Warning against phishing emails

At the moment, Aarhus University is faced with a serious phishing problem and needs all staff and students’ help to fight it. You must never share your username and/or password with others - not even to others at AU.

Swindlers are currently misusing AU mail accounts to send spam mails. As a consequence, a number of partner organisations, including the University of Copenhagen and Hotmail, have blacklisted AU and are refusing to receive mails from us.

The swindlers behind this get access to AU’s email accounts through so-called phishing emails where they lure staff and students to share their username and/or password per email or via a fake website.  The latest examples of phishing emails look very believable - but they are fake. See examples.

What can you do?

Never share your username and/or password in an email or to others in general - not even to others at AU. AU IT will never ask for this information via email.

If you receive an email that you believe is a phishing email, please delete the email immediately.  You can also attach the email in an empty email and send it to abuse@messaging.microsoft.com. Please write the original subject in the subject field when you send the email. The email will then be registered as a phishing email/SPAM. 

If you have shared your password with others by mistake and if you suspct that others know your password, please change it immediately.
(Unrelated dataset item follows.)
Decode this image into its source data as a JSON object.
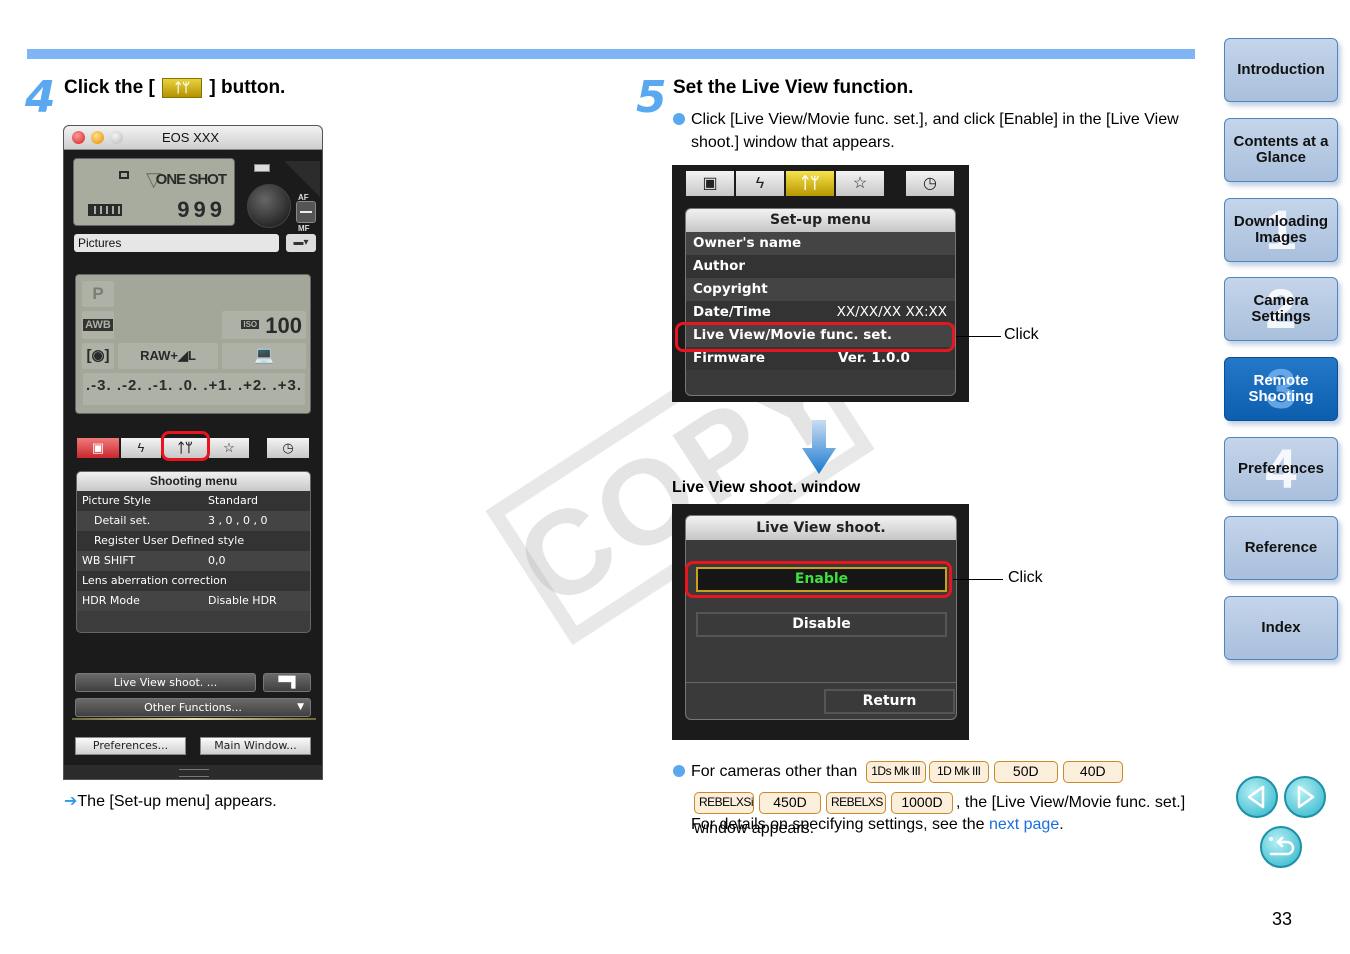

What is AU IT doing?

AU IT is following the development of the phishing problem closely. This week, 10 mail accounts have been misused and within the last 16 hours it has been necessary to block 4 accounts. Every time a mail account is misused, thousands of emails are send out from the account. AU IT is aware that it is unpleasant for the users, however, the consequences for AU are immense if abused email accounts are not blocked.   

What is a phishing email?

Phishing is an internet phenomenon where fraudsters attempt to acquire information such as usernames, passwords, credit card or online banking information. Typically, the user will receive an email in which someone tries to lure the user into sending information per email or by logging onto a fake website that looks like e.g. a bank website. The email comes across as being sent from e.g. the bank or the IT administrator.